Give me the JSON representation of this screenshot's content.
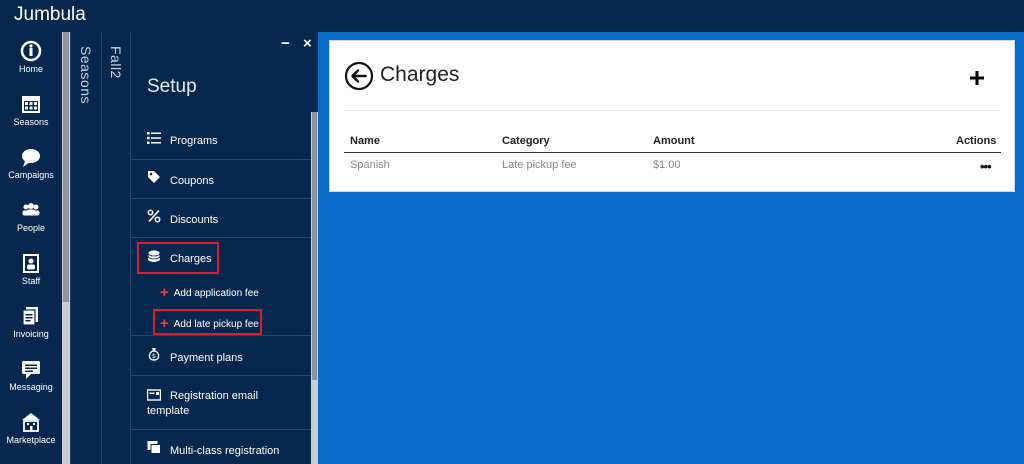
{
  "app": {
    "title": "Jumbula"
  },
  "nav": [
    {
      "label": "Home",
      "icon": "home-icon"
    },
    {
      "label": "Seasons",
      "icon": "calendar-icon"
    },
    {
      "label": "Campaigns",
      "icon": "chat-bubble-icon"
    },
    {
      "label": "People",
      "icon": "people-icon"
    },
    {
      "label": "Staff",
      "icon": "staff-badge-icon"
    },
    {
      "label": "Invoicing",
      "icon": "invoice-icon"
    },
    {
      "label": "Messaging",
      "icon": "message-icon"
    },
    {
      "label": "Marketplace",
      "icon": "marketplace-icon"
    }
  ],
  "panels": {
    "seasons": "Seasons",
    "season_name": "Fall2"
  },
  "setup": {
    "title": "Setup",
    "minimize": "−",
    "close": "×",
    "items": [
      {
        "label": "Programs",
        "icon": "list-icon"
      },
      {
        "label": "Coupons",
        "icon": "tag-icon"
      },
      {
        "label": "Discounts",
        "icon": "percent-icon"
      },
      {
        "label": "Charges",
        "icon": "coins-icon"
      },
      {
        "label": "Payment plans",
        "icon": "money-bag-icon"
      },
      {
        "label": "Registration email template",
        "icon": "email-template-icon"
      },
      {
        "label": "Multi-class registration",
        "icon": "multi-class-icon"
      }
    ],
    "sub_items": [
      {
        "label": "Add application fee"
      },
      {
        "label": "Add late pickup fee"
      }
    ]
  },
  "charges": {
    "title": "Charges",
    "columns": [
      "Name",
      "Category",
      "Amount",
      "Actions"
    ],
    "rows": [
      {
        "name": "Spanish",
        "category": "Late pickup fee",
        "amount": "$1.00",
        "actions": "•••"
      }
    ]
  },
  "colors": {
    "topbar": "#06284f",
    "content_background": "#0a6cc9",
    "highlight_box": "#e01b2a",
    "plus_accent": "#e8404a"
  }
}
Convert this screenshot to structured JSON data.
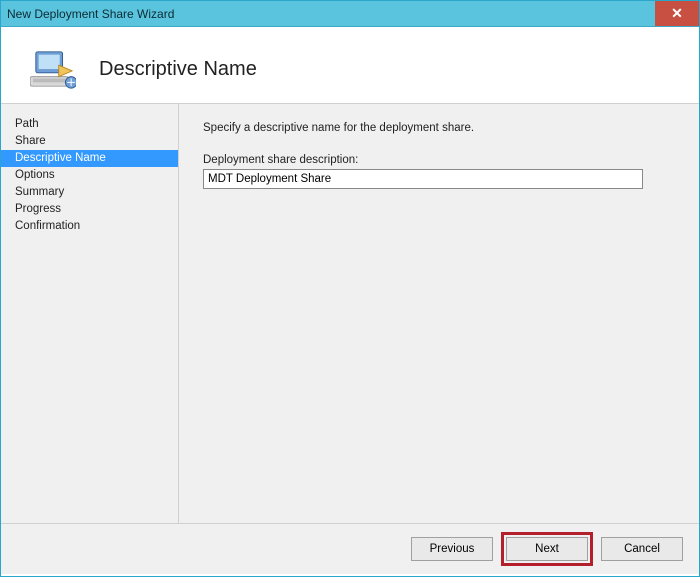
{
  "window": {
    "title": "New Deployment Share Wizard"
  },
  "header": {
    "page_title": "Descriptive Name",
    "icon": "computer-deploy-icon"
  },
  "sidebar": {
    "items": [
      {
        "label": "Path",
        "selected": false
      },
      {
        "label": "Share",
        "selected": false
      },
      {
        "label": "Descriptive Name",
        "selected": true
      },
      {
        "label": "Options",
        "selected": false
      },
      {
        "label": "Summary",
        "selected": false
      },
      {
        "label": "Progress",
        "selected": false
      },
      {
        "label": "Confirmation",
        "selected": false
      }
    ]
  },
  "main": {
    "instruction": "Specify a descriptive name for the deployment share.",
    "field_label": "Deployment share description:",
    "field_value": "MDT Deployment Share"
  },
  "footer": {
    "previous": "Previous",
    "next": "Next",
    "cancel": "Cancel"
  }
}
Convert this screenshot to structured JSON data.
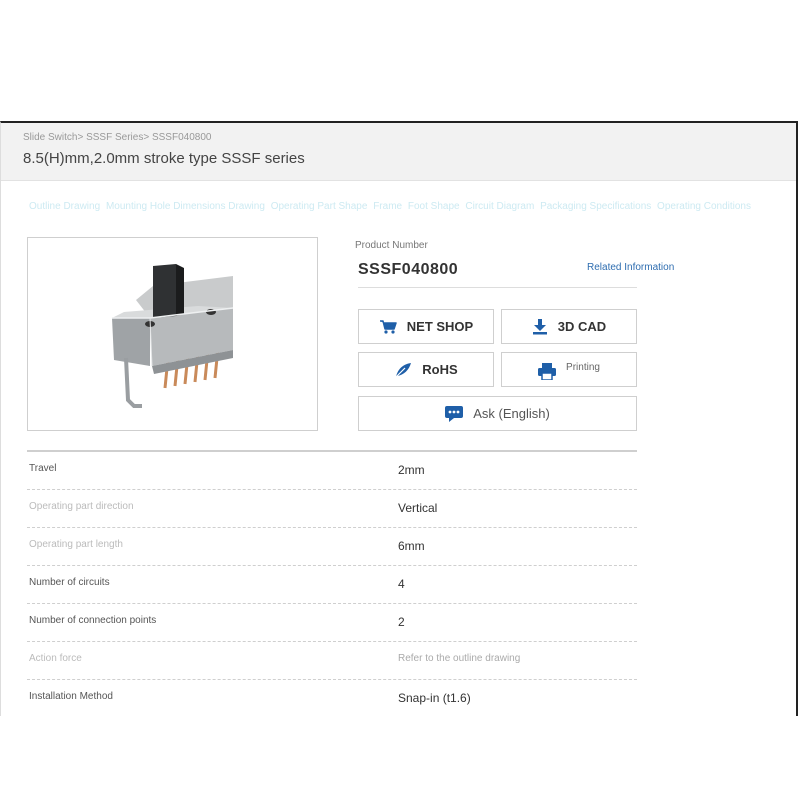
{
  "breadcrumb": [
    "Slide Switch",
    "SSSF Series",
    "SSSF040800"
  ],
  "page_title": "8.5(H)mm,2.0mm stroke type SSSF series",
  "nav_links": [
    "Outline Drawing",
    "Mounting Hole Dimensions Drawing",
    "Operating Part Shape",
    "Frame",
    "Foot Shape",
    "Circuit Diagram",
    "Packaging Specifications",
    "Operating Conditions"
  ],
  "product": {
    "number_label": "Product Number",
    "number": "SSSF040800",
    "related_label": "Related Information"
  },
  "buttons": {
    "net_shop": "NET SHOP",
    "cad": "3D CAD",
    "rohs": "RoHS",
    "printing": "Printing",
    "ask": "Ask (English)"
  },
  "icons": {
    "net_shop": "cart-icon",
    "cad": "download-icon",
    "rohs": "leaf-icon",
    "printing": "printer-icon",
    "ask": "chat-icon"
  },
  "colors": {
    "accent": "#1f5fa8",
    "link": "#2e6db0",
    "nav_link": "#cdeaf2"
  },
  "specs": [
    {
      "label": "Travel",
      "value": "2mm"
    },
    {
      "label": "Operating part direction",
      "value": "Vertical"
    },
    {
      "label": "Operating part length",
      "value": "6mm"
    },
    {
      "label": "Number of circuits",
      "value": "4"
    },
    {
      "label": "Number of connection points",
      "value": "2"
    },
    {
      "label": "Action force",
      "value": "Refer to the outline drawing"
    },
    {
      "label": "Installation Method",
      "value": "Snap-in (t1.6)"
    }
  ]
}
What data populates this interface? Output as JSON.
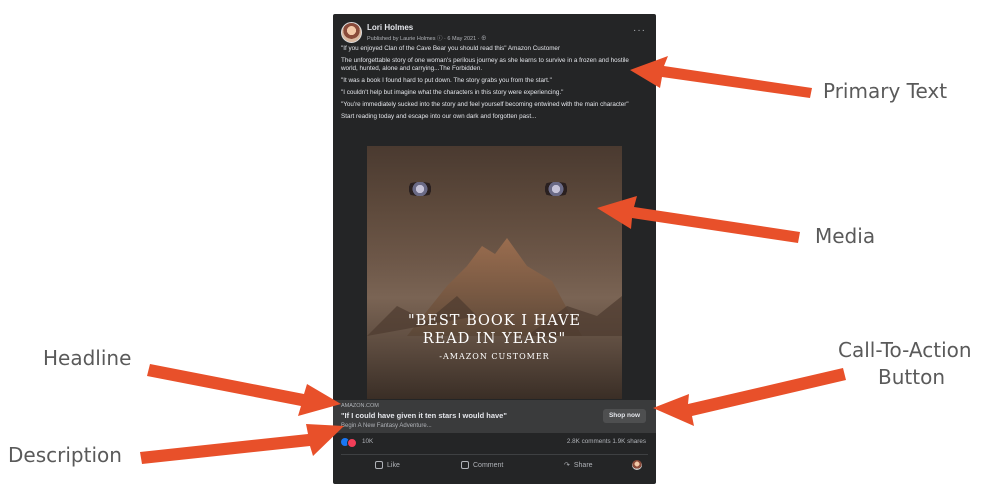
{
  "post": {
    "author": "Lori Holmes",
    "meta": "Published by Laurie Holmes ⓘ · 6 May 2021 · ",
    "primary_text": [
      "\"If you enjoyed Clan of the Cave Bear you should read this\" Amazon Customer",
      "The unforgettable story of one woman's perilous journey as she learns to survive in a frozen and hostile world, hunted, alone and carrying...The Forbidden.",
      "\"It was a book I found hard to put down. The story grabs you from the start.\"",
      " \"I couldn't help but imagine what the characters in this story were experiencing.\"",
      " \"You're immediately sucked into the story and feel yourself becoming entwined with the main character\"",
      "Start reading today and escape into our own dark and forgotten past..."
    ],
    "media": {
      "quote_line1": "\"BEST BOOK I HAVE",
      "quote_line2": "READ IN YEARS\"",
      "quote_attribution": "-AMAZON CUSTOMER"
    },
    "link": {
      "domain": "AMAZON.COM",
      "headline": "\"If I could have given it ten stars I would have\"",
      "description": "Begin A New Fantasy Adventure...",
      "cta": "Shop now"
    },
    "stats": {
      "reactions": "10K",
      "comments_shares": "2.8K comments  1.9K shares"
    },
    "actions": {
      "like": "Like",
      "comment": "Comment",
      "share": "Share"
    }
  },
  "annotations": {
    "primary_text": "Primary Text",
    "media": "Media",
    "headline": "Headline",
    "cta_line1": "Call-To-Action",
    "cta_line2": "Button",
    "description": "Description"
  },
  "colors": {
    "arrow": "#e8502a",
    "label": "#5a5a5a",
    "post_bg": "#242526"
  }
}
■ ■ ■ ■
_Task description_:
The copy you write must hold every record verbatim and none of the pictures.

_Output for this task_:
Give me the JSON representation of this screenshot's content.
{
  "app": {
    "title": "Jumbula"
  },
  "nav": [
    {
      "label": "Home",
      "icon": "home-icon"
    },
    {
      "label": "Seasons",
      "icon": "calendar-icon"
    },
    {
      "label": "Campaigns",
      "icon": "chat-bubble-icon"
    },
    {
      "label": "People",
      "icon": "people-icon"
    },
    {
      "label": "Staff",
      "icon": "staff-badge-icon"
    },
    {
      "label": "Invoicing",
      "icon": "invoice-icon"
    },
    {
      "label": "Messaging",
      "icon": "message-icon"
    },
    {
      "label": "Marketplace",
      "icon": "marketplace-icon"
    }
  ],
  "panels": {
    "seasons": "Seasons",
    "season_name": "Fall2"
  },
  "setup": {
    "title": "Setup",
    "minimize": "−",
    "close": "×",
    "items": [
      {
        "label": "Programs",
        "icon": "list-icon"
      },
      {
        "label": "Coupons",
        "icon": "tag-icon"
      },
      {
        "label": "Discounts",
        "icon": "percent-icon"
      },
      {
        "label": "Charges",
        "icon": "coins-icon"
      },
      {
        "label": "Payment plans",
        "icon": "money-bag-icon"
      },
      {
        "label": "Registration email template",
        "icon": "email-template-icon"
      },
      {
        "label": "Multi-class registration",
        "icon": "multi-class-icon"
      }
    ],
    "sub_items": [
      {
        "label": "Add application fee"
      },
      {
        "label": "Add late pickup fee"
      }
    ]
  },
  "charges": {
    "title": "Charges",
    "columns": [
      "Name",
      "Category",
      "Amount",
      "Actions"
    ],
    "rows": [
      {
        "name": "Spanish",
        "category": "Late pickup fee",
        "amount": "$1.00",
        "actions": "•••"
      }
    ]
  },
  "colors": {
    "topbar": "#06284f",
    "content_background": "#0a6cc9",
    "highlight_box": "#e01b2a",
    "plus_accent": "#e8404a"
  }
}
Convert this screenshot to structured JSON data.
{
  "window": {
    "title": "New Deployment Share Wizard"
  },
  "header": {
    "page_title": "Descriptive Name",
    "icon": "computer-deploy-icon"
  },
  "sidebar": {
    "items": [
      {
        "label": "Path",
        "selected": false
      },
      {
        "label": "Share",
        "selected": false
      },
      {
        "label": "Descriptive Name",
        "selected": true
      },
      {
        "label": "Options",
        "selected": false
      },
      {
        "label": "Summary",
        "selected": false
      },
      {
        "label": "Progress",
        "selected": false
      },
      {
        "label": "Confirmation",
        "selected": false
      }
    ]
  },
  "main": {
    "instruction": "Specify a descriptive name for the deployment share.",
    "field_label": "Deployment share description:",
    "field_value": "MDT Deployment Share"
  },
  "footer": {
    "previous": "Previous",
    "next": "Next",
    "cancel": "Cancel"
  }
}
Convert this screenshot to structured JSON data.
{
  "breadcrumb": [
    "Slide Switch",
    "SSSF Series",
    "SSSF040800"
  ],
  "page_title": "8.5(H)mm,2.0mm stroke type SSSF series",
  "nav_links": [
    "Outline Drawing",
    "Mounting Hole Dimensions Drawing",
    "Operating Part Shape",
    "Frame",
    "Foot Shape",
    "Circuit Diagram",
    "Packaging Specifications",
    "Operating Conditions"
  ],
  "product": {
    "number_label": "Product Number",
    "number": "SSSF040800",
    "related_label": "Related Information"
  },
  "buttons": {
    "net_shop": "NET SHOP",
    "cad": "3D CAD",
    "rohs": "RoHS",
    "printing": "Printing",
    "ask": "Ask (English)"
  },
  "icons": {
    "net_shop": "cart-icon",
    "cad": "download-icon",
    "rohs": "leaf-icon",
    "printing": "printer-icon",
    "ask": "chat-icon"
  },
  "colors": {
    "accent": "#1f5fa8",
    "link": "#2e6db0",
    "nav_link": "#cdeaf2"
  },
  "specs": [
    {
      "label": "Travel",
      "value": "2mm"
    },
    {
      "label": "Operating part direction",
      "value": "Vertical"
    },
    {
      "label": "Operating part length",
      "value": "6mm"
    },
    {
      "label": "Number of circuits",
      "value": "4"
    },
    {
      "label": "Number of connection points",
      "value": "2"
    },
    {
      "label": "Action force",
      "value": "Refer to the outline drawing"
    },
    {
      "label": "Installation Method",
      "value": "Snap-in (t1.6)"
    }
  ]
}
What data populates this interface? Output as JSON.
{
  "post": {
    "author": "Lori Holmes",
    "meta": "Published by Laurie Holmes ⓘ · 6 May 2021 · ",
    "primary_text": [
      "\"If you enjoyed Clan of the Cave Bear you should read this\" Amazon Customer",
      "The unforgettable story of one woman's perilous journey as she learns to survive in a frozen and hostile world, hunted, alone and carrying...The Forbidden.",
      "\"It was a book I found hard to put down. The story grabs you from the start.\"",
      " \"I couldn't help but imagine what the characters in this story were experiencing.\"",
      " \"You're immediately sucked into the story and feel yourself becoming entwined with the main character\"",
      "Start reading today and escape into our own dark and forgotten past..."
    ],
    "media": {
      "quote_line1": "\"BEST BOOK I HAVE",
      "quote_line2": "READ IN YEARS\"",
      "quote_attribution": "-AMAZON CUSTOMER"
    },
    "link": {
      "domain": "AMAZON.COM",
      "headline": "\"If I could have given it ten stars I would have\"",
      "description": "Begin A New Fantasy Adventure...",
      "cta": "Shop now"
    },
    "stats": {
      "reactions": "10K",
      "comments_shares": "2.8K comments  1.9K shares"
    },
    "actions": {
      "like": "Like",
      "comment": "Comment",
      "share": "Share"
    }
  },
  "annotations": {
    "primary_text": "Primary Text",
    "media": "Media",
    "headline": "Headline",
    "cta_line1": "Call-To-Action",
    "cta_line2": "Button",
    "description": "Description"
  },
  "colors": {
    "arrow": "#e8502a",
    "label": "#5a5a5a",
    "post_bg": "#242526"
  }
}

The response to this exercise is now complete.